EXERCISE DATA below:

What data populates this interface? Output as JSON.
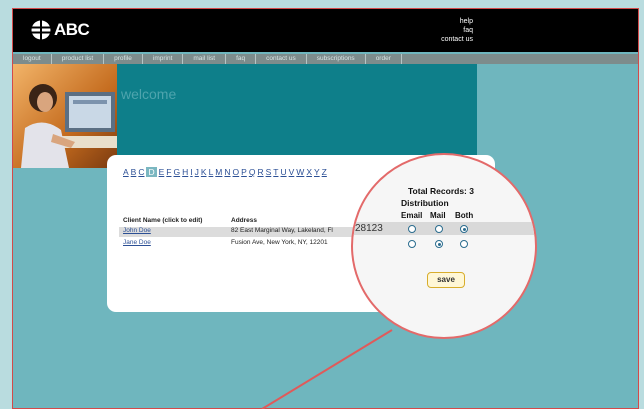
{
  "header": {
    "brand": "ABC",
    "links": [
      "help",
      "faq",
      "contact us"
    ]
  },
  "nav": [
    "logout",
    "product list",
    "profile",
    "imprint",
    "mail list",
    "faq",
    "contact us",
    "subscriptions",
    "order"
  ],
  "hero": {
    "welcome": "welcome"
  },
  "alphabet": [
    "A",
    "B",
    "C",
    "D",
    "E",
    "F",
    "G",
    "H",
    "I",
    "J",
    "K",
    "L",
    "M",
    "N",
    "O",
    "P",
    "Q",
    "R",
    "S",
    "T",
    "U",
    "V",
    "W",
    "X",
    "Y",
    "Z"
  ],
  "alphabet_selected": "D",
  "table": {
    "col_name": "Client Name (click to edit)",
    "col_address": "Address",
    "rows": [
      {
        "name": "John Doe",
        "address": "82 East Marginal Way, Lakeland, Fl"
      },
      {
        "name": "Jane Doe",
        "address": "Fusion Ave, New York, NY, 12201"
      }
    ]
  },
  "zoom": {
    "total_records": "Total Records: 3",
    "distribution": "Distribution",
    "headers": [
      "Email",
      "Mail",
      "Both"
    ],
    "zip_fragment": "28123",
    "row1_selected": "Both",
    "row2_selected": "Mail",
    "save_label": "save"
  },
  "colors": {
    "accent": "#0e7f8a",
    "link": "#2b4f95",
    "annotation": "#e05a5a"
  }
}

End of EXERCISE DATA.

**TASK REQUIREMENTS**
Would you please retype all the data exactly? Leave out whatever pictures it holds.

**ANSWER SECTION**
What data populates this interface? Output as JSON.
{
  "header": {
    "brand": "ABC",
    "links": [
      "help",
      "faq",
      "contact us"
    ]
  },
  "nav": [
    "logout",
    "product list",
    "profile",
    "imprint",
    "mail list",
    "faq",
    "contact us",
    "subscriptions",
    "order"
  ],
  "hero": {
    "welcome": "welcome"
  },
  "alphabet": [
    "A",
    "B",
    "C",
    "D",
    "E",
    "F",
    "G",
    "H",
    "I",
    "J",
    "K",
    "L",
    "M",
    "N",
    "O",
    "P",
    "Q",
    "R",
    "S",
    "T",
    "U",
    "V",
    "W",
    "X",
    "Y",
    "Z"
  ],
  "alphabet_selected": "D",
  "table": {
    "col_name": "Client Name (click to edit)",
    "col_address": "Address",
    "rows": [
      {
        "name": "John Doe",
        "address": "82 East Marginal Way, Lakeland, Fl"
      },
      {
        "name": "Jane Doe",
        "address": "Fusion Ave, New York, NY, 12201"
      }
    ]
  },
  "zoom": {
    "total_records": "Total Records: 3",
    "distribution": "Distribution",
    "headers": [
      "Email",
      "Mail",
      "Both"
    ],
    "zip_fragment": "28123",
    "row1_selected": "Both",
    "row2_selected": "Mail",
    "save_label": "save"
  },
  "colors": {
    "accent": "#0e7f8a",
    "link": "#2b4f95",
    "annotation": "#e05a5a"
  }
}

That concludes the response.